If fear and uncertainty are preventing you from making a move, I would advise that you at least get your feet wet by internationalizing yourself in baby steps.

For example, definitely consider purchasing foreign property as a first step– buying property is definitely the best way to move money between countries.  It also makes for a great investment, provides you with an emergency landing pad, and frankly gives you a reason to travel from time to time.

Do your research and buy in a free country that has a stable economy and fiscal discipline.

Panama is an excellent example– the country’s debt level is currently a manageable 45% of GDP, and the government is astutely borrowing a bit of very cheap money to make lucrative infrastructure investments that will yield a soundly positive ROI.

Furthermore, as the country continues to experience a solid growth rate and manage its debt levels, Panama’s proportion of external debt to GDP should continue to decline in the foreseeable future.

In fact, Panama is one of just a handful of countries that experienced positive GDP growth last year, and you can see evidence of this on the ground. There are currently some attractive investment opportunities in the property market, as well as fairly straightforward bank financing available.
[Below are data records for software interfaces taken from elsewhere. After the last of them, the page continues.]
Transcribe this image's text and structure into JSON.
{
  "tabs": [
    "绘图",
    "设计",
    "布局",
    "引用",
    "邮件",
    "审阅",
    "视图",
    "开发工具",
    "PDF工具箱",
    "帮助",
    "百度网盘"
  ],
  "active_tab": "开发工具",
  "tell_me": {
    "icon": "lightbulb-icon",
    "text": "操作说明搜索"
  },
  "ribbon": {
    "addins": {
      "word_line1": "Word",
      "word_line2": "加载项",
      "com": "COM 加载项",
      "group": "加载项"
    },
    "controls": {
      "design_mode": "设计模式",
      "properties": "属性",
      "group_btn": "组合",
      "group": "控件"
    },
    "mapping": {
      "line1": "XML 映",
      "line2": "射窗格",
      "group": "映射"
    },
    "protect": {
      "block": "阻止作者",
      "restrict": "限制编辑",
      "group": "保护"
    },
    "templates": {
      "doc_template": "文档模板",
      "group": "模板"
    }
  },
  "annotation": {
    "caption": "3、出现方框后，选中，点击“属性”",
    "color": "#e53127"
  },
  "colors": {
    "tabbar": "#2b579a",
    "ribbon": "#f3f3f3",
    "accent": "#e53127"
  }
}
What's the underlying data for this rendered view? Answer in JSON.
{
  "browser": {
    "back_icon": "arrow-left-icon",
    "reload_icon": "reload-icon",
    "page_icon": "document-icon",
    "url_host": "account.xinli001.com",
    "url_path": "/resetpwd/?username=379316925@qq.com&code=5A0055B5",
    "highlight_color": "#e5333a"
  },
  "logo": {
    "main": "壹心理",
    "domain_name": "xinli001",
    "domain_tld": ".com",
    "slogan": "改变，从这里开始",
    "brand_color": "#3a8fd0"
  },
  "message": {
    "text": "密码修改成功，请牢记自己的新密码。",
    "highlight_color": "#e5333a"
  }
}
I promised a few weeks ago to bring you some inside information about Panama’s property market, and I intend on doing that tomorrow. More to follow.